And Singh’s case, well that chapter is still pending in the New York Supreme Court, but the essential element of the Fijian’s violation was based on his admitted use of deer-antler spray, which contained a compound called IGF-1. Although IGF-1 is a banned substance, the World Anti-Doping Agency has ruled that the use of deer-antler spray is not a violation if an athlete doesn’t fail a drug test. Singh never failed a test.

The Tour’s anti-doping history is littered with cases that could have been avoided, cases that should have been avoided. Despite the circuit’s best educational efforts, it’s been these relatively innocent violations that have defined the program.

In retrospect, Hensby knows he should have taken the test. He said he had nothing to hide, but anger got the best of him.

“To be honest, it would have been hard, the way I was feeling that day, I know I’m a hothead at times, but I would have probably stayed [had he known the consequences],” he admitted. “You’ve got to understand that if you have too much water you can’t get a test either and then you have to stay even longer.”

Hensby said before his run in with the anti-doping small print he wasn’t sure what his professional future would be, but his suspension has given him perspective and a unique motivation.

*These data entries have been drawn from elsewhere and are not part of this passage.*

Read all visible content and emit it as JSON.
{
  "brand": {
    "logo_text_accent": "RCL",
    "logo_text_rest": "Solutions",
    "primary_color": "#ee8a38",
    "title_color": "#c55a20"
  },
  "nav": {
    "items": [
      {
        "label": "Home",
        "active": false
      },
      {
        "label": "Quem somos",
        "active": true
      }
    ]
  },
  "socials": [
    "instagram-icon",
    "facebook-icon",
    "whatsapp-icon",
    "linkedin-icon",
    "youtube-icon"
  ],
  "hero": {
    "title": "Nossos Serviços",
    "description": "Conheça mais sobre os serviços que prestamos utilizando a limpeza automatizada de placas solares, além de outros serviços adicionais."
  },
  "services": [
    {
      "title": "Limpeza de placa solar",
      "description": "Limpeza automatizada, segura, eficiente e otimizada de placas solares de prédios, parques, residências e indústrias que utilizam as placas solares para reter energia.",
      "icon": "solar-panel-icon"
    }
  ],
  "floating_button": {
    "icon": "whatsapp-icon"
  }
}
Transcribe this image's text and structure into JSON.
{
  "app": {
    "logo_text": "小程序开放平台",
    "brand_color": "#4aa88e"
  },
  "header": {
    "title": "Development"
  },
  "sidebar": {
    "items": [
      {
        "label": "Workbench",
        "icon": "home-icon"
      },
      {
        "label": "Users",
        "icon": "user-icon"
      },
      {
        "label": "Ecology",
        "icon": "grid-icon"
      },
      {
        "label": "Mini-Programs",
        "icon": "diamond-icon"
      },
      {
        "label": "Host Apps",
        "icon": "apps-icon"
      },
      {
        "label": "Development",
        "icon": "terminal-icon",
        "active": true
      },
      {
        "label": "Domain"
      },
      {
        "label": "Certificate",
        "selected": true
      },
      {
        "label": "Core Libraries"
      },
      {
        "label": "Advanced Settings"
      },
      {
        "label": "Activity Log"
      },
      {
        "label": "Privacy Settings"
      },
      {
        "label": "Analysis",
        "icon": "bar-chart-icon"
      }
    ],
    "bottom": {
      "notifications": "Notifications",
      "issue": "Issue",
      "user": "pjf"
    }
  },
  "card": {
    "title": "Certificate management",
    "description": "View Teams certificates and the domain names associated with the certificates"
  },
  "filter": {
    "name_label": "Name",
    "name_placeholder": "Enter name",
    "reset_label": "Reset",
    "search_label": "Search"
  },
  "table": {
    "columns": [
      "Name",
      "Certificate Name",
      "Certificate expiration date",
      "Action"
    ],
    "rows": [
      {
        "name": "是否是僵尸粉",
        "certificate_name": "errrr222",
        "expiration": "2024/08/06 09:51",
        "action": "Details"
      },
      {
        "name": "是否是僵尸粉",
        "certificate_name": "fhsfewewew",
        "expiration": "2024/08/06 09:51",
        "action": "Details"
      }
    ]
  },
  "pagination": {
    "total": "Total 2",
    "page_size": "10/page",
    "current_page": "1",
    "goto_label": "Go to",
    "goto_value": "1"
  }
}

“I was talking to my wife last night, I have a little boy, it’s been a long month,” said Hensby after dropping his son, Caden, off at school. “I think I have a little more drive now and when I come back. I wasn’t going to play anymore, but when I do come back I am going to be motivated.”

He’s also going to be informed when it comes to the Tour’s anti-doping policy, and he hopes his follow professionals take a similar interest.